**TASK GOAL**
Which of the lines below contain the string "contacts"? Copy each one.

[PROVIDED RECORDS Boundary: Start]

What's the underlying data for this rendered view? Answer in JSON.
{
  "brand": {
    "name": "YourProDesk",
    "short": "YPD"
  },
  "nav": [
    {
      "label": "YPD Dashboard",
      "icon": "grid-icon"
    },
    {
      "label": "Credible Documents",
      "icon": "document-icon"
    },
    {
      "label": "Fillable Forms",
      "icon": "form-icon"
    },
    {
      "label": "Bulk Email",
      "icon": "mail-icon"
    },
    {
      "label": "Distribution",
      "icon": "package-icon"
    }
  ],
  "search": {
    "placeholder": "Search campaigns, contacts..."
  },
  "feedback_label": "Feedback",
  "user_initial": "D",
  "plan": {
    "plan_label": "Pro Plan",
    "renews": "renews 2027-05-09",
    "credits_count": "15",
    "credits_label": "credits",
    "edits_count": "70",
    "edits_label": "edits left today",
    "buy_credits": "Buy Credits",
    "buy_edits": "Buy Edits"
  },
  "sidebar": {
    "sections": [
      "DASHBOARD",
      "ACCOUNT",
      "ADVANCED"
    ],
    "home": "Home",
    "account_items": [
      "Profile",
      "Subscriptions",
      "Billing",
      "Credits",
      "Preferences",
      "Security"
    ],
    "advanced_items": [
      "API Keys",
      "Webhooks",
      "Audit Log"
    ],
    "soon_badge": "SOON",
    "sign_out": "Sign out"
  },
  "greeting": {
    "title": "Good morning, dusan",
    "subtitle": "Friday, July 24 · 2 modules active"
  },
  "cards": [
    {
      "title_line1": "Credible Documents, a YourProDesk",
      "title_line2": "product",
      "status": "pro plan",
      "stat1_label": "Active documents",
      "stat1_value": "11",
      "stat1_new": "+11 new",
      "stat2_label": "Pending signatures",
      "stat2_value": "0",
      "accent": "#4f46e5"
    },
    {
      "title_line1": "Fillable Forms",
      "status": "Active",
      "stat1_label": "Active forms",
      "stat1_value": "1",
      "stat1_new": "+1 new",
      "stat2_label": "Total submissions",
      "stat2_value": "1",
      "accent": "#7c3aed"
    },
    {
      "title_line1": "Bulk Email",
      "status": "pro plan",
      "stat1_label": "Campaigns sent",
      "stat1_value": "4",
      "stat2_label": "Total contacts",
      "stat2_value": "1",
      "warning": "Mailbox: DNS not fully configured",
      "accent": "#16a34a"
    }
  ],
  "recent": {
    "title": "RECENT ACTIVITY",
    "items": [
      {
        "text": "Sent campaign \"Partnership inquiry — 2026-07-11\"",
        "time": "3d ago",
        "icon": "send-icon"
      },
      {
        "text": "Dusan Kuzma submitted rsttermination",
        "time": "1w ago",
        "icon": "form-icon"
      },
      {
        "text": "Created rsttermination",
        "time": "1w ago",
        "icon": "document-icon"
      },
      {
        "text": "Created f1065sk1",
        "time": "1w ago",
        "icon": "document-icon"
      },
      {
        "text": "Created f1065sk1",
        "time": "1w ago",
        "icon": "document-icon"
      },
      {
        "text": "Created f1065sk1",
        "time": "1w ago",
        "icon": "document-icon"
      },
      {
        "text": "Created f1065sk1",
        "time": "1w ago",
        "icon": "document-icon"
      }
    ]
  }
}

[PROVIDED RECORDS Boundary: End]

**ANSWER TO THE EXERCISE**
    "placeholder": "Search campaigns, contacts..."
      "stat2_label": "Total contacts",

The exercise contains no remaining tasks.